[Data about app and page elements]
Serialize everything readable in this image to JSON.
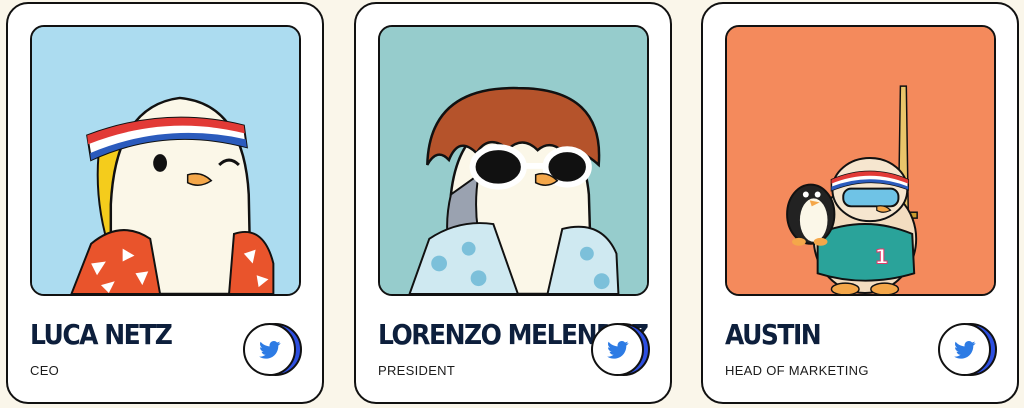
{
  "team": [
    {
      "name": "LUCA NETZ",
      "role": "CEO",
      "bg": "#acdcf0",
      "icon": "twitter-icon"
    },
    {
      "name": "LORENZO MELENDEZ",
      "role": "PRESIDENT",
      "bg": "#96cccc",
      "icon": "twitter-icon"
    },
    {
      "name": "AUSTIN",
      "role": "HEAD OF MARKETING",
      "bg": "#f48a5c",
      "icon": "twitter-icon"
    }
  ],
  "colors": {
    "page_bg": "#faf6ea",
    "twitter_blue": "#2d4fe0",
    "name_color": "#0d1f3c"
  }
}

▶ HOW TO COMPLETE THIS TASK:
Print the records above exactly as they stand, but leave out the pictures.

▶ WRITTEN SOLUTION:
Serialize everything readable in this image to JSON.
{
  "team": [
    {
      "name": "LUCA NETZ",
      "role": "CEO",
      "bg": "#acdcf0",
      "icon": "twitter-icon"
    },
    {
      "name": "LORENZO MELENDEZ",
      "role": "PRESIDENT",
      "bg": "#96cccc",
      "icon": "twitter-icon"
    },
    {
      "name": "AUSTIN",
      "role": "HEAD OF MARKETING",
      "bg": "#f48a5c",
      "icon": "twitter-icon"
    }
  ],
  "colors": {
    "page_bg": "#faf6ea",
    "twitter_blue": "#2d4fe0",
    "name_color": "#0d1f3c"
  }
}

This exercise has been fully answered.